Unafraid of the killer machines, Killy wears no mask and wields superior weapons. He returns with the survivors to their village where we learn they are Electro-Fishers, a lone group of humans surviving in a sanctuary zone but on the brink of starvation. The Electro-Fishers are led by an older man named Pops who questions Killy. We learn a little—Killy is searching for humans who still possess the Net Terminal Gene, a gene which grants its possessor authority over the City, Safeguard, and the Builders.

Other than that, we never learn much about Killy. At first, I thought—Killy—this guy’s gonna do lots of killin’, and he does, sort of. One of the things I liked about Killy is he seemed like a standard protagonist, and I wanted to place him in the good guy category, but I was never quite sure as the story progressed—was he really helping the Electro-Fishers? Or just using them, or perhaps just allying with them as long as it serves his purpose. In that sense, his mysterious origin persists throughout the film adding a nice touch of anticipation.

The animation really stands out in terms of quality—it’s very well drawn with a beautiful sense of motion during action scenes. You really feel the dread as the exterminators scuttle towards the characters at an inhuman pace. The city itself is impressive for the overwhelming sense of unknowable machine complexity it conveys—a fully enclosed environment created by machines who lost or escaped the control of their human masters and now continue building, expanding the city for reasons only they understand. In terms of style, the film replicates the visuals, linework, and faces of Nihei’s anime series, Knights of Sidonia, also released on Netflix.

Watching this made me remember some past books and films. It bore a slight resemblance to Greg Bear’s Hull Zero Three, although with a completely different setting, of course. Robopocalypse, by Daniel H. Wilson, also comes to mind. The obvious film comparison is to the Terminator series, although the feeling here is very different despite the shared killer-robot elements. In a way, it reminds me of an animated short, the Transcendent City, by Richard Hardy—a city created by machines for machines conveying an feeling of on-going processes we’ll never understand.

One gripe I have to get out is I still don’t know why the film is called Blame! Who’s to blame for losing the Net Terminal Gene? (how does one lose a gene anyway other than by going extinct?) Who’s to blame for getting everyone killed? I suspect I won’t know until I start reading the manga—always a recommended step for anime you love.

Overall, Blame! provides an hour and 46 minutes of excellent sci-fi adventure. While not the most complex storyline (especially compared to anime released in series), it has a fast pace and a satisfying conclusion (while leaving plenty of room for a sequel(s)). I commend Netflix for making this quality of anime available to wide audiences—keep it coming!

Advertisements
Comments
  1. That is a long time ago, but some series never seem to end (even when they should). Hopefully this is one of those that ended gracefully.

    Like

  2. Redhead says:

    you know, I’m not sure.

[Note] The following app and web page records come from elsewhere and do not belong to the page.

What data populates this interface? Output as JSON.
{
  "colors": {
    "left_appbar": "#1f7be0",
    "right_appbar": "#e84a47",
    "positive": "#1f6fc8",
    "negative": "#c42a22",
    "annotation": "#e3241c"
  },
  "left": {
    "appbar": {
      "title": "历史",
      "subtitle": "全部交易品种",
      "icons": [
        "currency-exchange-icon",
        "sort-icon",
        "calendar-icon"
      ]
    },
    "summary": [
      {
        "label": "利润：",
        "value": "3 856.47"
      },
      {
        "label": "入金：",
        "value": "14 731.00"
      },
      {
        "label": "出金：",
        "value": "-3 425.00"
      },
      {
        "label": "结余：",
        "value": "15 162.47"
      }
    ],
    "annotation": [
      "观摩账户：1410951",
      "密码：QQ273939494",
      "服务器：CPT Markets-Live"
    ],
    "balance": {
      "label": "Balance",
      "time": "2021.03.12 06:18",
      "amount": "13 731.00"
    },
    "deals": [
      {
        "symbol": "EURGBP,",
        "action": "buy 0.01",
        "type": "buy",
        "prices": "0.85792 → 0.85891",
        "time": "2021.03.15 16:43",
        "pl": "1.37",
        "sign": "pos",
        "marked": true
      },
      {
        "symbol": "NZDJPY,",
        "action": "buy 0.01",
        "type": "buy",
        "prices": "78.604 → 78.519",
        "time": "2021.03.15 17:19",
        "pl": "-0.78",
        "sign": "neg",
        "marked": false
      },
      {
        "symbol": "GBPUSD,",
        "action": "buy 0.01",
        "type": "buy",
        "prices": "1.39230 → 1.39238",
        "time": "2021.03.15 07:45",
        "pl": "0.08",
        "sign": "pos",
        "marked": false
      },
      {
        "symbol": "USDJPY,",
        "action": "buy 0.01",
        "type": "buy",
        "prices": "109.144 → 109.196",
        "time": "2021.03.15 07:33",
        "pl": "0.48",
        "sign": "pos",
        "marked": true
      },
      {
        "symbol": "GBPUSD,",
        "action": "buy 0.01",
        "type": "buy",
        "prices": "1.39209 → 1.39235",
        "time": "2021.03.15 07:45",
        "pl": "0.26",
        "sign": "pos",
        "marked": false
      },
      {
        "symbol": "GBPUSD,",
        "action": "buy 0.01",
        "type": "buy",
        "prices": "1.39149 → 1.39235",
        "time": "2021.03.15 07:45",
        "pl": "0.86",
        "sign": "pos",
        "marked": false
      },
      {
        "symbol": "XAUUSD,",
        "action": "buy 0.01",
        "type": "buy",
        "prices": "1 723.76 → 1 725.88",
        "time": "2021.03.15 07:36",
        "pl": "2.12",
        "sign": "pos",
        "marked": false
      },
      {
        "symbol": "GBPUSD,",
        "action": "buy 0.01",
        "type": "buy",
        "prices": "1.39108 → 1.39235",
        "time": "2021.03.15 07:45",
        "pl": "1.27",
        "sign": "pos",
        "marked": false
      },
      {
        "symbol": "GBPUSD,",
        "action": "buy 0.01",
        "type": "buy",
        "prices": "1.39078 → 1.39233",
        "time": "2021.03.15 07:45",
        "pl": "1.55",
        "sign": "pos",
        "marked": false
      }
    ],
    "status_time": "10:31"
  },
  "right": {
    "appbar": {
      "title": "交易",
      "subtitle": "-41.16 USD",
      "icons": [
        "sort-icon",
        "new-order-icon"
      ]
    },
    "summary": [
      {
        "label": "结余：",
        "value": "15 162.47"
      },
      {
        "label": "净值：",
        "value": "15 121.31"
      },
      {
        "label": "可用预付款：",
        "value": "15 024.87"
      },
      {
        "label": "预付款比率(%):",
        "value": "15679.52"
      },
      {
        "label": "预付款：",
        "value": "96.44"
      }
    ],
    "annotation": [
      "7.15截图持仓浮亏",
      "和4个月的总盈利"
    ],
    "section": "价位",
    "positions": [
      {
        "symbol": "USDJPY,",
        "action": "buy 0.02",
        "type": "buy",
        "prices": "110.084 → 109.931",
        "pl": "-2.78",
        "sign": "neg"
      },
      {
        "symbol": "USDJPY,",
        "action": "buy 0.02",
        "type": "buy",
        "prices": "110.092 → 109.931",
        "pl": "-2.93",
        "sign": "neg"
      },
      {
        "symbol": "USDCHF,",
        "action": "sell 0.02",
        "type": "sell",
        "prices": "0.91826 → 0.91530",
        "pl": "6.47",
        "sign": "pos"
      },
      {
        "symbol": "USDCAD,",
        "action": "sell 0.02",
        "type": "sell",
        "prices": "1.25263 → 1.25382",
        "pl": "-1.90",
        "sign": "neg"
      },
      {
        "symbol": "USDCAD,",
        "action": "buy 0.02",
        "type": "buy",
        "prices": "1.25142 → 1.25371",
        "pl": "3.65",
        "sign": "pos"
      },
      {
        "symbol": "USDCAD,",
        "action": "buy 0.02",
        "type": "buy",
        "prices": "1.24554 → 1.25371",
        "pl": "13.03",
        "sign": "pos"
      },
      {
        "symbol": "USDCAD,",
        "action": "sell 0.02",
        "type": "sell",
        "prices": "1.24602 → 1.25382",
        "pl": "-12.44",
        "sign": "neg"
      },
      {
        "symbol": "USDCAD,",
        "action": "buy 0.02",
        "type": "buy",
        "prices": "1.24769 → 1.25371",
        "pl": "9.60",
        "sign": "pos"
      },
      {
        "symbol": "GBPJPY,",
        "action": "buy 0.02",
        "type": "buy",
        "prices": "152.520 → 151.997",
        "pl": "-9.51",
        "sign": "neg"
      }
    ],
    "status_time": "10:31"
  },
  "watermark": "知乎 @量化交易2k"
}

It was probably 8 years ago that i was reading them, and they were up to at least 4 volumes, so I imagine it’s complete by now?

    Like

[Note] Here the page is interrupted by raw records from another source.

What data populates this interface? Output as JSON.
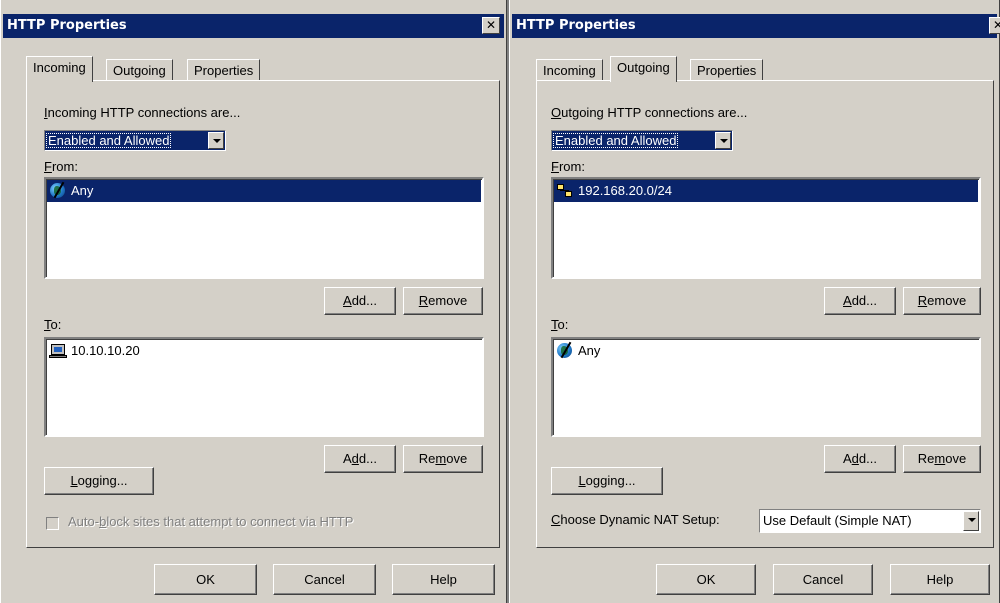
{
  "dialogs": [
    {
      "title": "HTTP Properties",
      "tabs": [
        {
          "label": "Incoming",
          "active": true
        },
        {
          "label": "Outgoing",
          "active": false
        },
        {
          "label": "Properties",
          "active": false
        }
      ],
      "connections": {
        "label_u": "I",
        "label_rest": "ncoming HTTP connections are...",
        "value": "Enabled and Allowed"
      },
      "from": {
        "label_u": "F",
        "label_rest": "rom:",
        "items": [
          {
            "icon": "globe-icon",
            "text": "Any",
            "selected": true
          }
        ],
        "add_u": "A",
        "add_rest": "dd...",
        "remove_u": "R",
        "remove_rest": "emove"
      },
      "to": {
        "label_u": "T",
        "label_rest": "o:",
        "items": [
          {
            "icon": "computer-icon",
            "text": "10.10.10.20",
            "selected": false
          }
        ],
        "add_pre": "A",
        "add_u": "d",
        "add_rest": "d...",
        "remove_pre": "Re",
        "remove_u": "m",
        "remove_rest": "ove"
      },
      "logging": {
        "u": "L",
        "rest": "ogging..."
      },
      "autoblock": {
        "pre": "Auto-",
        "u": "b",
        "rest": "lock sites that attempt to connect via HTTP",
        "checked": false,
        "disabled": true
      },
      "buttons": {
        "ok": "OK",
        "cancel": "Cancel",
        "help": "Help"
      }
    },
    {
      "title": "HTTP Properties",
      "tabs": [
        {
          "label": "Incoming",
          "active": false
        },
        {
          "label": "Outgoing",
          "active": true
        },
        {
          "label": "Properties",
          "active": false
        }
      ],
      "connections": {
        "label_u": "O",
        "label_rest": "utgoing HTTP connections are...",
        "value": "Enabled and Allowed"
      },
      "from": {
        "label_u": "F",
        "label_rest": "rom:",
        "items": [
          {
            "icon": "network-icon",
            "text": "192.168.20.0/24",
            "selected": true
          }
        ],
        "add_u": "A",
        "add_rest": "dd...",
        "remove_u": "R",
        "remove_rest": "emove"
      },
      "to": {
        "label_u": "T",
        "label_rest": "o:",
        "items": [
          {
            "icon": "globe-icon",
            "text": "Any",
            "selected": false
          }
        ],
        "add_pre": "A",
        "add_u": "d",
        "add_rest": "d...",
        "remove_pre": "Re",
        "remove_u": "m",
        "remove_rest": "ove"
      },
      "logging": {
        "u": "L",
        "rest": "ogging..."
      },
      "nat": {
        "label_u": "C",
        "label_rest": "hoose Dynamic NAT Setup:",
        "value": "Use Default (Simple NAT)"
      },
      "buttons": {
        "ok": "OK",
        "cancel": "Cancel",
        "help": "Help"
      }
    }
  ],
  "colors": {
    "face": "#d4d0c8",
    "titlebar": "#0a246a",
    "selection": "#0a246a"
  }
}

  3. Is the manga still going, or did the series complete? I’m definitely going to check it out.

    Like

  4. Redhead says:

    I read the first few volumes of the Blame! manga years ago, I remember really liking them.

    Like

  5. That makes much more sense! Thank you! You’ve got to wonder about translations like that. Kind of like Gattsu vs Guts vs Gatts in Berserk.

    Like

  6. redfin242 says:

    Blame! is supposed to be pronounced Blam! to signify the gun being fired, but a spelling error lead it to be called Blame! in which the editor thought that name was better (Blame! (Japanese: ブラム!? Hepburn: Buramu!), pronounced “blam”)

    Like

Leave a Reply

Fill in your details below or click an icon to log in:

WordPress.com Logo

You are commenting using your WordPress.com account. Log Out / Change )

Twitter picture

You are commenting using your Twitter account. Log Out / Change )

Facebook photo

You are commenting using your Facebook account. Log Out / Change )

Google+ photo

You are commenting using your Google+ account. Log Out / Change )

Connecting to %s